» **WHAT IS NEEDED**: Each record has to be returned exactly as it appears.
━━ MATERIAL TO PROCESS ━━
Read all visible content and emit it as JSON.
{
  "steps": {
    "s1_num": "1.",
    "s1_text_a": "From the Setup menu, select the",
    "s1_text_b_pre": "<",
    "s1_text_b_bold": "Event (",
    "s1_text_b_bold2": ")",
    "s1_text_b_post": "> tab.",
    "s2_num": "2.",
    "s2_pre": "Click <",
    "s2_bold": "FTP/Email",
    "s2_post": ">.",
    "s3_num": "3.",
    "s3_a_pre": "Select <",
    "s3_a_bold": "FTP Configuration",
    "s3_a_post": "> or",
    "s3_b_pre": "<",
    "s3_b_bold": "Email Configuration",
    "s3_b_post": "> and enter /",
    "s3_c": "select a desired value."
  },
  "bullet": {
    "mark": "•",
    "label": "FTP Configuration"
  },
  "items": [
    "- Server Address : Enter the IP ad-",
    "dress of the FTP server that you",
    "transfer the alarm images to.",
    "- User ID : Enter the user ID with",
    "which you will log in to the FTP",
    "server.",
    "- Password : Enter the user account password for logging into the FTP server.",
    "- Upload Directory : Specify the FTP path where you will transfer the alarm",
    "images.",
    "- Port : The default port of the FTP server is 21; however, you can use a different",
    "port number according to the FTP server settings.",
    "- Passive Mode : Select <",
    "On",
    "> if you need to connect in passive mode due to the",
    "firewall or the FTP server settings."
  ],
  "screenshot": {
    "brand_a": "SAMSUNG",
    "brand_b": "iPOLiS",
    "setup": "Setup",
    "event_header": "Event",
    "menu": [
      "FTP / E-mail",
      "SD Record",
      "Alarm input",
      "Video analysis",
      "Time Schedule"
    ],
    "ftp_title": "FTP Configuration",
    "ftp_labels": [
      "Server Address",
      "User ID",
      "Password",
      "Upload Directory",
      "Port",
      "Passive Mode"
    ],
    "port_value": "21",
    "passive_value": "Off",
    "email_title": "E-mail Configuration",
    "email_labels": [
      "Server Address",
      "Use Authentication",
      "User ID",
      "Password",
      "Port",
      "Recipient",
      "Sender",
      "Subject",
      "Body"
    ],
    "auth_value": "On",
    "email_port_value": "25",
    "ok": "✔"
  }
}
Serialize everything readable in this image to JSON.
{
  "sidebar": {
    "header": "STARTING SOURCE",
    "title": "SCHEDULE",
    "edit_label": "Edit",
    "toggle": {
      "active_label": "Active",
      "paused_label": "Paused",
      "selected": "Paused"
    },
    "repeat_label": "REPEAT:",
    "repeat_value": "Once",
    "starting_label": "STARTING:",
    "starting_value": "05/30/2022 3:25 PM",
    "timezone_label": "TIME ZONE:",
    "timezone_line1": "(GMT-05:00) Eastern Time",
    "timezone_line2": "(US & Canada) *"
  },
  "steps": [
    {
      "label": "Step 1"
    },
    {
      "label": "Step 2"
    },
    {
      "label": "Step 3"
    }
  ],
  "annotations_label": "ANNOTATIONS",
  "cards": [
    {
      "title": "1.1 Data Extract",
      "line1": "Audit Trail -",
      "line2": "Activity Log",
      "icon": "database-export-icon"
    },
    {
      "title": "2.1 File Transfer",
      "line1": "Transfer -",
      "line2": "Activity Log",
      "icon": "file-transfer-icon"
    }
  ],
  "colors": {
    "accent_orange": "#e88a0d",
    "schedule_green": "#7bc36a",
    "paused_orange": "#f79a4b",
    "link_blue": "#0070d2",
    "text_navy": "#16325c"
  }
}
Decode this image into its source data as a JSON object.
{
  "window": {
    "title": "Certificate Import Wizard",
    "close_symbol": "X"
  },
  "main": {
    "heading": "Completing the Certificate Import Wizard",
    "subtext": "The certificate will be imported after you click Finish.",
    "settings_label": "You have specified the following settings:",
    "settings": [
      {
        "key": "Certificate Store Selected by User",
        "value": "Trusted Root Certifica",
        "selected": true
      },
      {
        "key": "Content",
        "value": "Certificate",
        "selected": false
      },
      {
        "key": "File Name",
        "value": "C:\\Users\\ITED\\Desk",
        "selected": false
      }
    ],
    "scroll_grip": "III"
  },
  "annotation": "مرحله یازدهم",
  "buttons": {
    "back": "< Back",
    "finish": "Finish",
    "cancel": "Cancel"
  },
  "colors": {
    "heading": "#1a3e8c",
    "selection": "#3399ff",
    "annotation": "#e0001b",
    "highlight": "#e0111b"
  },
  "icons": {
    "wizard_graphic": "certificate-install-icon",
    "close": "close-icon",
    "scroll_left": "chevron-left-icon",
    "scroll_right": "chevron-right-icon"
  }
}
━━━
» **TASK SOLUTION**:
Read all visible content and emit it as JSON.
{
  "steps": {
    "s1_num": "1.",
    "s1_text_a": "From the Setup menu, select the",
    "s1_text_b_pre": "<",
    "s1_text_b_bold": "Event (",
    "s1_text_b_bold2": ")",
    "s1_text_b_post": "> tab.",
    "s2_num": "2.",
    "s2_pre": "Click <",
    "s2_bold": "FTP/Email",
    "s2_post": ">.",
    "s3_num": "3.",
    "s3_a_pre": "Select <",
    "s3_a_bold": "FTP Configuration",
    "s3_a_post": "> or",
    "s3_b_pre": "<",
    "s3_b_bold": "Email Configuration",
    "s3_b_post": "> and enter /",
    "s3_c": "select a desired value."
  },
  "bullet": {
    "mark": "•",
    "label": "FTP Configuration"
  },
  "items": [
    "- Server Address : Enter the IP ad-",
    "dress of the FTP server that you",
    "transfer the alarm images to.",
    "- User ID : Enter the user ID with",
    "which you will log in to the FTP",
    "server.",
    "- Password : Enter the user account password for logging into the FTP server.",
    "- Upload Directory : Specify the FTP path where you will transfer the alarm",
    "images.",
    "- Port : The default port of the FTP server is 21; however, you can use a different",
    "port number according to the FTP server settings.",
    "- Passive Mode : Select <",
    "On",
    "> if you need to connect in passive mode due to the",
    "firewall or the FTP server settings."
  ],
  "screenshot": {
    "brand_a": "SAMSUNG",
    "brand_b": "iPOLiS",
    "setup": "Setup",
    "event_header": "Event",
    "menu": [
      "FTP / E-mail",
      "SD Record",
      "Alarm input",
      "Video analysis",
      "Time Schedule"
    ],
    "ftp_title": "FTP Configuration",
    "ftp_labels": [
      "Server Address",
      "User ID",
      "Password",
      "Upload Directory",
      "Port",
      "Passive Mode"
    ],
    "port_value": "21",
    "passive_value": "Off",
    "email_title": "E-mail Configuration",
    "email_labels": [
      "Server Address",
      "Use Authentication",
      "User ID",
      "Password",
      "Port",
      "Recipient",
      "Sender",
      "Subject",
      "Body"
    ],
    "auth_value": "On",
    "email_port_value": "25",
    "ok": "✔"
  }
}
Serialize everything readable in this image to JSON.
{
  "sidebar": {
    "header": "STARTING SOURCE",
    "title": "SCHEDULE",
    "edit_label": "Edit",
    "toggle": {
      "active_label": "Active",
      "paused_label": "Paused",
      "selected": "Paused"
    },
    "repeat_label": "REPEAT:",
    "repeat_value": "Once",
    "starting_label": "STARTING:",
    "starting_value": "05/30/2022 3:25 PM",
    "timezone_label": "TIME ZONE:",
    "timezone_line1": "(GMT-05:00) Eastern Time",
    "timezone_line2": "(US & Canada) *"
  },
  "steps": [
    {
      "label": "Step 1"
    },
    {
      "label": "Step 2"
    },
    {
      "label": "Step 3"
    }
  ],
  "annotations_label": "ANNOTATIONS",
  "cards": [
    {
      "title": "1.1 Data Extract",
      "line1": "Audit Trail -",
      "line2": "Activity Log",
      "icon": "database-export-icon"
    },
    {
      "title": "2.1 File Transfer",
      "line1": "Transfer -",
      "line2": "Activity Log",
      "icon": "file-transfer-icon"
    }
  ],
  "colors": {
    "accent_orange": "#e88a0d",
    "schedule_green": "#7bc36a",
    "paused_orange": "#f79a4b",
    "link_blue": "#0070d2",
    "text_navy": "#16325c"
  }
}
Decode this image into its source data as a JSON object.
{
  "window": {
    "title": "Certificate Import Wizard",
    "close_symbol": "X"
  },
  "main": {
    "heading": "Completing the Certificate Import Wizard",
    "subtext": "The certificate will be imported after you click Finish.",
    "settings_label": "You have specified the following settings:",
    "settings": [
      {
        "key": "Certificate Store Selected by User",
        "value": "Trusted Root Certifica",
        "selected": true
      },
      {
        "key": "Content",
        "value": "Certificate",
        "selected": false
      },
      {
        "key": "File Name",
        "value": "C:\\Users\\ITED\\Desk",
        "selected": false
      }
    ],
    "scroll_grip": "III"
  },
  "annotation": "مرحله یازدهم",
  "buttons": {
    "back": "< Back",
    "finish": "Finish",
    "cancel": "Cancel"
  },
  "colors": {
    "heading": "#1a3e8c",
    "selection": "#3399ff",
    "annotation": "#e0001b",
    "highlight": "#e0111b"
  },
  "icons": {
    "wizard_graphic": "certificate-install-icon",
    "close": "close-icon",
    "scroll_left": "chevron-left-icon",
    "scroll_right": "chevron-right-icon"
  }
}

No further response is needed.